As I’ve said though, tracks like “Whateva Man”, are some of Red’s best material, and of course the video is a classic
Then “Do What Ya Feel” is another strong track from Red and matched up the perfect match of Method Man again. The two express a dynamic chemistry that makes potentially one of the greatest duos to do it, just not on a full album (don’ get me started on Black Out).
I guess ultimately, if you shaved off some of the more lackluster tracks on the release, the album would probably be just as strong as his first two album. I’m sure I’m going to be in the minority on this album, as I’ve heard many people express their pleasure for Muddy Waters. I’m sure my blinders are on and I’m holding a grudge against something that isn’t all that bad.
Red released a string of undeniable hip hop classics. Every album was different from the last, while still keeping that classic Redman flare and personality. The production was different, while the same. They are all three albums that have their own fans. I know people who don’t like Dare Iz a Darkside, while they love Muddy Waters. There is people, such as myself, that aren’t the biggest fans of Muddy Waters, but love Whut? Thee Album. There is something on an album for everyone. Red was ruling things during this three releases. What Red was saying wasn’t always the most dynamic, but he made it sound so amazing.
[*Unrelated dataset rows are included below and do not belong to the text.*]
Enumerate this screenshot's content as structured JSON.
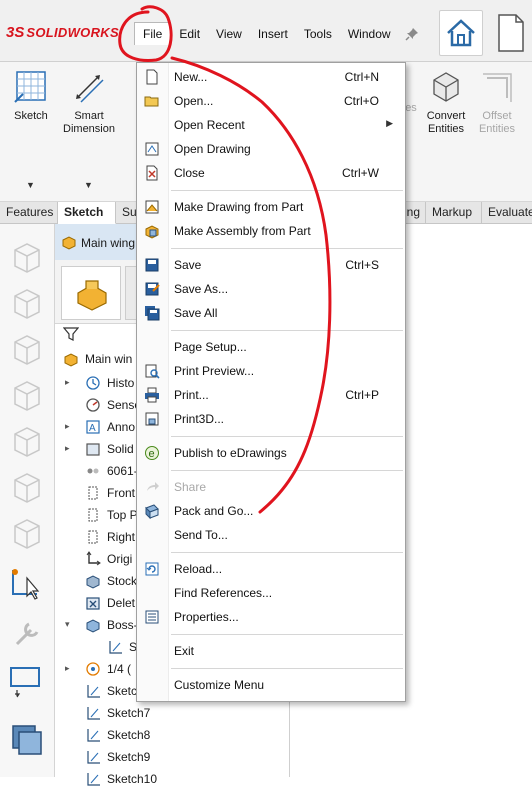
{
  "app": {
    "logo_ds": "3S",
    "logo_text": "SOLIDWORKS"
  },
  "menubar": {
    "items": [
      "File",
      "Edit",
      "View",
      "Insert",
      "Tools",
      "Window"
    ]
  },
  "ribbon": {
    "sketch": "Sketch",
    "smart_dimension": "Smart Dimension",
    "convert_entities": "Convert Entities",
    "offset_entities": "Offset Entities",
    "partial_es": "es"
  },
  "tabs": {
    "features": "Features",
    "sketch": "Sketch",
    "su": "Su",
    "ing": "ing",
    "markup": "Markup",
    "evaluate": "Evaluate"
  },
  "feature_manager": {
    "header": "Main wing",
    "root": "Main win",
    "rows": [
      {
        "label": "Histo",
        "expand": true,
        "icon": "history-icon"
      },
      {
        "label": "Senso",
        "expand": false,
        "icon": "sensor-icon"
      },
      {
        "label": "Anno",
        "expand": true,
        "icon": "annotations-icon"
      },
      {
        "label": "Solid",
        "expand": true,
        "icon": "solid-bodies-icon"
      },
      {
        "label": "6061-",
        "expand": false,
        "icon": "material-icon"
      },
      {
        "label": "Front",
        "expand": false,
        "icon": "plane-icon"
      },
      {
        "label": "Top P",
        "expand": false,
        "icon": "plane-icon"
      },
      {
        "label": "Right",
        "expand": false,
        "icon": "plane-icon"
      },
      {
        "label": "Origi",
        "expand": false,
        "icon": "origin-icon"
      },
      {
        "label": "Stock",
        "expand": false,
        "icon": "stock-icon"
      },
      {
        "label": "Delet",
        "expand": false,
        "icon": "delete-body-icon"
      },
      {
        "label": "Boss-",
        "expand": true,
        "icon": "boss-extrude-icon"
      },
      {
        "label": "S",
        "expand": false,
        "icon": "sketch-icon",
        "indent": true
      },
      {
        "label": "1/4 (",
        "expand": true,
        "icon": "pattern-icon"
      },
      {
        "label": "Sketc",
        "expand": false,
        "icon": "sketch-icon"
      },
      {
        "label": "Sketch7",
        "expand": false,
        "icon": "sketch-icon"
      },
      {
        "label": "Sketch8",
        "expand": false,
        "icon": "sketch-icon"
      },
      {
        "label": "Sketch9",
        "expand": false,
        "icon": "sketch-icon"
      },
      {
        "label": "Sketch10",
        "expand": false,
        "icon": "sketch-icon"
      }
    ]
  },
  "file_menu": {
    "items": [
      {
        "label": "New...",
        "shortcut": "Ctrl+N",
        "icon": "new-document-icon"
      },
      {
        "label": "Open...",
        "shortcut": "Ctrl+O",
        "icon": "open-folder-icon"
      },
      {
        "label": "Open Recent",
        "shortcut": "",
        "icon": "",
        "submenu": true
      },
      {
        "label": "Open Drawing",
        "shortcut": "",
        "icon": "open-drawing-icon"
      },
      {
        "label": "Close",
        "shortcut": "Ctrl+W",
        "icon": "close-document-icon"
      },
      {
        "label": "Make Drawing from Part",
        "shortcut": "",
        "icon": "make-drawing-icon"
      },
      {
        "label": "Make Assembly from Part",
        "shortcut": "",
        "icon": "make-assembly-icon"
      },
      {
        "label": "Save",
        "shortcut": "Ctrl+S",
        "icon": "save-icon"
      },
      {
        "label": "Save As...",
        "shortcut": "",
        "icon": "save-as-icon"
      },
      {
        "label": "Save All",
        "shortcut": "",
        "icon": "save-all-icon"
      },
      {
        "label": "Page Setup...",
        "shortcut": "",
        "icon": ""
      },
      {
        "label": "Print Preview...",
        "shortcut": "",
        "icon": "print-preview-icon"
      },
      {
        "label": "Print...",
        "shortcut": "Ctrl+P",
        "icon": "print-icon"
      },
      {
        "label": "Print3D...",
        "shortcut": "",
        "icon": "print3d-icon"
      },
      {
        "label": "Publish to eDrawings",
        "shortcut": "",
        "icon": "edrawings-icon"
      },
      {
        "label": "Share",
        "shortcut": "",
        "icon": "share-icon",
        "disabled": true
      },
      {
        "label": "Pack and Go...",
        "shortcut": "",
        "icon": "pack-and-go-icon"
      },
      {
        "label": "Send To...",
        "shortcut": "",
        "icon": ""
      },
      {
        "label": "Reload...",
        "shortcut": "",
        "icon": "reload-icon"
      },
      {
        "label": "Find References...",
        "shortcut": "",
        "icon": ""
      },
      {
        "label": "Properties...",
        "shortcut": "",
        "icon": "properties-icon"
      },
      {
        "label": "Exit",
        "shortcut": "",
        "icon": ""
      },
      {
        "label": "Customize Menu",
        "shortcut": "",
        "icon": ""
      }
    ]
  },
  "annotation": {
    "color": "#e0141e"
  }
}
He was the master at creating a WHOLE album. Something we don’t see much of anymore. Both Whut? and are complete albums. I can listen to each of them from front to back, without really skipping anything. To me, things faltered on DareMuddy Waters, as there are tracks on there that end up boring me in the end. Which for me, leaves Dare Vs. Whut?
When it all comes down to it, Whut? Thee Album, is the most complete project Red has done in his career. I love Dare Iz a Darkside, and I think lyrically, Red was at his best, both in lyrics and delivery. But there are somethings on that album that just don’t measure up to Whut? You can’t find much, if anything wrong with Whut? I don’t hear of many people saying they don’t like the album, while the other two have their detractors. My vote and my prediction goes to Whut? Thee Album.
Winner: Whut? Thee Album